  • cp  webalizer  /usr/local/bin/webalizer
  • cp  webazolver  /usr/local/bin/webazolver
  • cp  webalizer.conf  /etc/webalizer.conf
  • mkdir /Library/WebServer/Documents/webalizer (This sets up a place to store our Webalizer web pages.)
  • To make sure everything works, first open a web browser and go to http://localhost. This will create an entry in your Apache log file.

    Now run Webalizer once in a Terminal window: sudo /usr/local/bin/webalizer

    Switch back to your web browser and go to http://localhost/webalizer/. Wasn’t that easy!

    You can manually run Webalizer as we just did whenever you want to, or you can put an entry in your cron file and have your Mac run it automatically each day. We need to learn about cron files for some future projects anyway so let’s automate the process so your Webalizer statistics are generated once each day.

    First start up WebMin if it’s not already running on your server: sudo /etc/webmin/start. Then open Webmin with your web browser: http://localhost:10000. Now choose System, Scheduled Cron Jobs and then click Create a New Scheduled Cron Job. The form shown above will display. Fill in the form with the values in italics:

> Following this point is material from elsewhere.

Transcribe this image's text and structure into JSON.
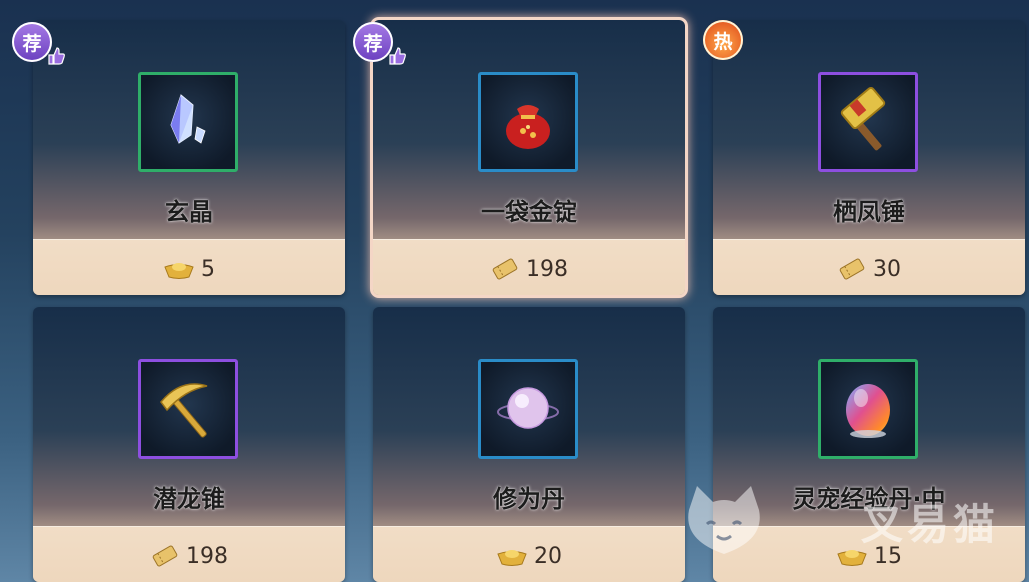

  • Execute Cron Job asroot
  • Active?Yes
  • Command/usr/local/bin/webalizer
  • Input to command[leave blank]
  • Command/usr/local/bin/webalizer
  • When to Execute — Times and dates selected below
  • Now look at the bottom section of the form and click on a minute and an hour using a 24-hour clock to designate when Webalizer should be run. Leave All selected for the Days, Weeks, and Months options. You might want to select a time a few minutes from now just to be sure everything works properly. Then you can adjust the time later by clicking on this cron job in the System, Scheduled Cron Jobs web page of WebMin. Once you have chosen a minute and hour, click the Create button to activate the Webalizer cron job. Now access your http://localhost web site several times. Then you can check your Webalizer web site after the time passes to be sure it updated the page hits from your last visits. That’s it for today. Enjoy!


    1. Is there any way of password-protecting webalizer? In case we don’t want anyone that is not authorized to view the statistics.

      [WM: Password-protecting web directories is pretty straight-forward. We covered it in our Web Sites 101 tutorial. Good luck.]

    2. Thanks for the series. I’m gradually moving away from my Windows XP system to OS X. One of the things that’s hard for me to get my head around is the BSD underpinnings. Apple hides it pretty well behind it’s user interface.

      Occasionally it’s still necessary to get under the hood.

      How about a tutorial on setting up SQUID?

    Comments are closed.